Apples may have anti-ageing effect
The adage ‘an apple a day keeps the doctor away’ may no longer apply to apples having the ability to keep just the flu bug away. The discovery of phloretin, an antioxidant derived from apples, means that the fruit may also help reduce the risk of skin cancer. ‘Phloretin is a powerful antioxidant found to be effective in protecting human skin from the effects of the sun when applied topically,’ said Dr Sheldon Pinnell, founder of SkinCeuticals. He was the leader of the scientific team that made the discovery after five years of research. The United States-based skincare brand is the first to combine phloretin with other well-known antioxidants like vitamin C into a single anti-ageing serum called Phloretin CF.
Early clinical studies showed that phloretin – found both in the flesh and skin of apples, as well as in the root bark of apple, pear and grapefruit trees – effectively fights the effects of photo-ageing. Photo-ageing refers to the ageing of skin by ultraviolet (UV) radiation as a result of repeated exposure to the sun over many years. A 2006 study published in the Biological And Pharmaceutical Bulletin found that phloretin reduces DNA damage caused by UV radiation by 80 per cent. In addition, the compound also inhibits the enzyme elastase, which causes wrinkles and sagging skin. Excessive exposure to UV rays causes skin cells to weaken. The worst outcome of this damage is skin cancer, where skin cells start to multiply abnormally. Resisting this process are chemical compounds called antioxidants. Antioxidants guard against photo-ageing by transforming unstable molecules, called free radicals, into unreactive compounds. The tricky part, when using antioxidants in skincare products, is combining them with other chemicals such that their efficacy will not be lowered. Vitamin C, for instance, is unstable and disintegrates after some time.

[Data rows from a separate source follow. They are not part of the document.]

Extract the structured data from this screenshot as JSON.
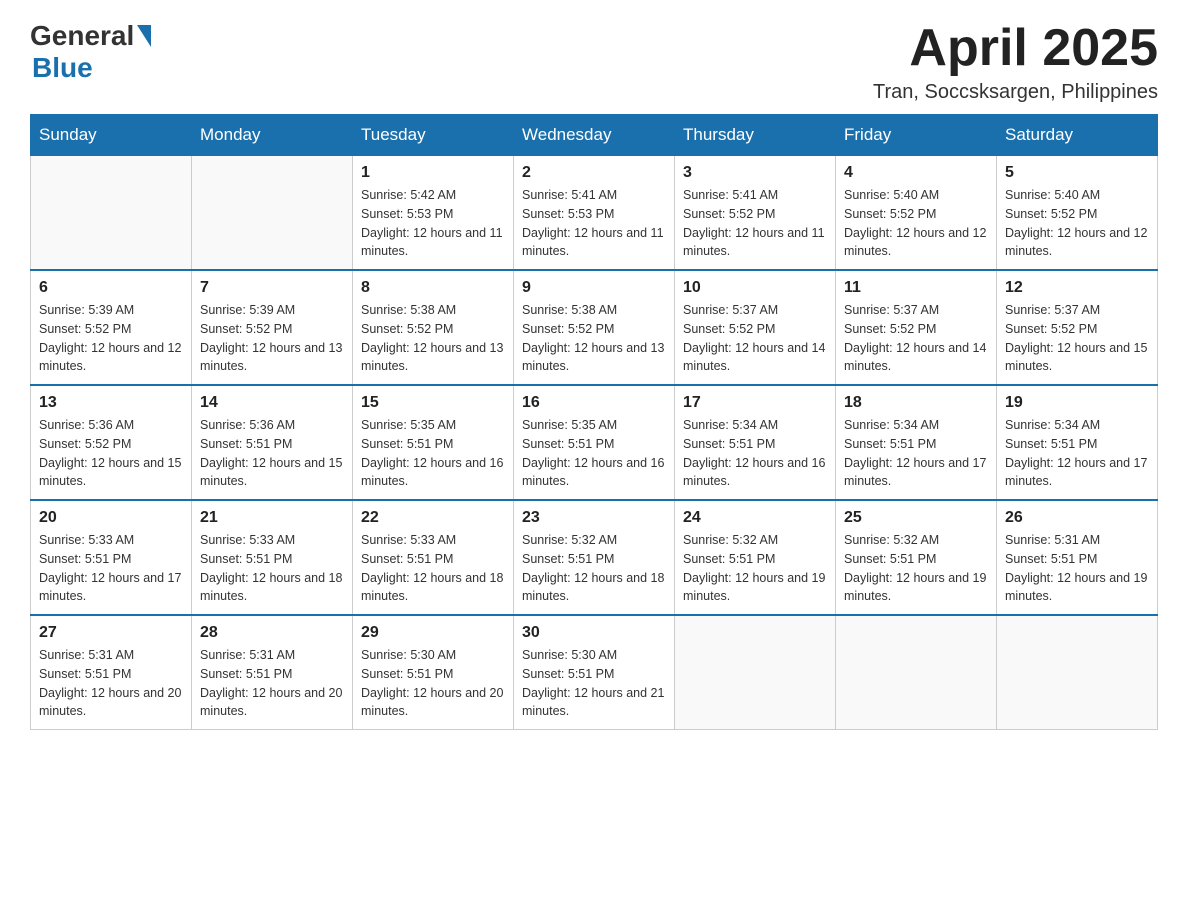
{
  "header": {
    "logo_general": "General",
    "logo_blue": "Blue",
    "month_year": "April 2025",
    "location": "Tran, Soccsksargen, Philippines"
  },
  "days_of_week": [
    "Sunday",
    "Monday",
    "Tuesday",
    "Wednesday",
    "Thursday",
    "Friday",
    "Saturday"
  ],
  "weeks": [
    [
      {
        "day": "",
        "sunrise": "",
        "sunset": "",
        "daylight": ""
      },
      {
        "day": "",
        "sunrise": "",
        "sunset": "",
        "daylight": ""
      },
      {
        "day": "1",
        "sunrise": "Sunrise: 5:42 AM",
        "sunset": "Sunset: 5:53 PM",
        "daylight": "Daylight: 12 hours and 11 minutes."
      },
      {
        "day": "2",
        "sunrise": "Sunrise: 5:41 AM",
        "sunset": "Sunset: 5:53 PM",
        "daylight": "Daylight: 12 hours and 11 minutes."
      },
      {
        "day": "3",
        "sunrise": "Sunrise: 5:41 AM",
        "sunset": "Sunset: 5:52 PM",
        "daylight": "Daylight: 12 hours and 11 minutes."
      },
      {
        "day": "4",
        "sunrise": "Sunrise: 5:40 AM",
        "sunset": "Sunset: 5:52 PM",
        "daylight": "Daylight: 12 hours and 12 minutes."
      },
      {
        "day": "5",
        "sunrise": "Sunrise: 5:40 AM",
        "sunset": "Sunset: 5:52 PM",
        "daylight": "Daylight: 12 hours and 12 minutes."
      }
    ],
    [
      {
        "day": "6",
        "sunrise": "Sunrise: 5:39 AM",
        "sunset": "Sunset: 5:52 PM",
        "daylight": "Daylight: 12 hours and 12 minutes."
      },
      {
        "day": "7",
        "sunrise": "Sunrise: 5:39 AM",
        "sunset": "Sunset: 5:52 PM",
        "daylight": "Daylight: 12 hours and 13 minutes."
      },
      {
        "day": "8",
        "sunrise": "Sunrise: 5:38 AM",
        "sunset": "Sunset: 5:52 PM",
        "daylight": "Daylight: 12 hours and 13 minutes."
      },
      {
        "day": "9",
        "sunrise": "Sunrise: 5:38 AM",
        "sunset": "Sunset: 5:52 PM",
        "daylight": "Daylight: 12 hours and 13 minutes."
      },
      {
        "day": "10",
        "sunrise": "Sunrise: 5:37 AM",
        "sunset": "Sunset: 5:52 PM",
        "daylight": "Daylight: 12 hours and 14 minutes."
      },
      {
        "day": "11",
        "sunrise": "Sunrise: 5:37 AM",
        "sunset": "Sunset: 5:52 PM",
        "daylight": "Daylight: 12 hours and 14 minutes."
      },
      {
        "day": "12",
        "sunrise": "Sunrise: 5:37 AM",
        "sunset": "Sunset: 5:52 PM",
        "daylight": "Daylight: 12 hours and 15 minutes."
      }
    ],
    [
      {
        "day": "13",
        "sunrise": "Sunrise: 5:36 AM",
        "sunset": "Sunset: 5:52 PM",
        "daylight": "Daylight: 12 hours and 15 minutes."
      },
      {
        "day": "14",
        "sunrise": "Sunrise: 5:36 AM",
        "sunset": "Sunset: 5:51 PM",
        "daylight": "Daylight: 12 hours and 15 minutes."
      },
      {
        "day": "15",
        "sunrise": "Sunrise: 5:35 AM",
        "sunset": "Sunset: 5:51 PM",
        "daylight": "Daylight: 12 hours and 16 minutes."
      },
      {
        "day": "16",
        "sunrise": "Sunrise: 5:35 AM",
        "sunset": "Sunset: 5:51 PM",
        "daylight": "Daylight: 12 hours and 16 minutes."
      },
      {
        "day": "17",
        "sunrise": "Sunrise: 5:34 AM",
        "sunset": "Sunset: 5:51 PM",
        "daylight": "Daylight: 12 hours and 16 minutes."
      },
      {
        "day": "18",
        "sunrise": "Sunrise: 5:34 AM",
        "sunset": "Sunset: 5:51 PM",
        "daylight": "Daylight: 12 hours and 17 minutes."
      },
      {
        "day": "19",
        "sunrise": "Sunrise: 5:34 AM",
        "sunset": "Sunset: 5:51 PM",
        "daylight": "Daylight: 12 hours and 17 minutes."
      }
    ],
    [
      {
        "day": "20",
        "sunrise": "Sunrise: 5:33 AM",
        "sunset": "Sunset: 5:51 PM",
        "daylight": "Daylight: 12 hours and 17 minutes."
      },
      {
        "day": "21",
        "sunrise": "Sunrise: 5:33 AM",
        "sunset": "Sunset: 5:51 PM",
        "daylight": "Daylight: 12 hours and 18 minutes."
      },
      {
        "day": "22",
        "sunrise": "Sunrise: 5:33 AM",
        "sunset": "Sunset: 5:51 PM",
        "daylight": "Daylight: 12 hours and 18 minutes."
      },
      {
        "day": "23",
        "sunrise": "Sunrise: 5:32 AM",
        "sunset": "Sunset: 5:51 PM",
        "daylight": "Daylight: 12 hours and 18 minutes."
      },
      {
        "day": "24",
        "sunrise": "Sunrise: 5:32 AM",
        "sunset": "Sunset: 5:51 PM",
        "daylight": "Daylight: 12 hours and 19 minutes."
      },
      {
        "day": "25",
        "sunrise": "Sunrise: 5:32 AM",
        "sunset": "Sunset: 5:51 PM",
        "daylight": "Daylight: 12 hours and 19 minutes."
      },
      {
        "day": "26",
        "sunrise": "Sunrise: 5:31 AM",
        "sunset": "Sunset: 5:51 PM",
        "daylight": "Daylight: 12 hours and 19 minutes."
      }
    ],
    [
      {
        "day": "27",
        "sunrise": "Sunrise: 5:31 AM",
        "sunset": "Sunset: 5:51 PM",
        "daylight": "Daylight: 12 hours and 20 minutes."
      },
      {
        "day": "28",
        "sunrise": "Sunrise: 5:31 AM",
        "sunset": "Sunset: 5:51 PM",
        "daylight": "Daylight: 12 hours and 20 minutes."
      },
      {
        "day": "29",
        "sunrise": "Sunrise: 5:30 AM",
        "sunset": "Sunset: 5:51 PM",
        "daylight": "Daylight: 12 hours and 20 minutes."
      },
      {
        "day": "30",
        "sunrise": "Sunrise: 5:30 AM",
        "sunset": "Sunset: 5:51 PM",
        "daylight": "Daylight: 12 hours and 21 minutes."
      },
      {
        "day": "",
        "sunrise": "",
        "sunset": "",
        "daylight": ""
      },
      {
        "day": "",
        "sunrise": "",
        "sunset": "",
        "daylight": ""
      },
      {
        "day": "",
        "sunrise": "",
        "sunset": "",
        "daylight": ""
      }
    ]
  ]
}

The development of the patent-pending technology in the formula Phloretin CF, now sold as a skincare product containing a cocktail of three antioxidants – vitamin C, ferulic acid and phloretin – is the cumulation of over 20 years of work, said Dr Pinnell. However, this breakthrough does not mean that antioxidants can replace sunscreen entirely, he said. ‘At this point, I wouldn’t say that you can eliminate sunscreen,’ he said. ‘Maybe in the future, as antioxidant technology gets better.’ However, Dr Pinnell recommends the use of antioxidants in addition to the application of sunscreen in a daily skincare regimen. ‘Sunscreen contains a lot of synthetic chemicals,’ he said. ‘It works only on the outside, absorbing UV rays. ‘Antioxidants, on the other hand, work inside the skin and provide long-term protection.’ Having said that, it is important not to overdo things, added Dr Pinnell. This is because UV rays help our skin produce vitamin D that is vital for calcium absorption. ‘You can be relatively vitamin D-deficient if you use sunscreen and antioxidants very religiously,’ he said.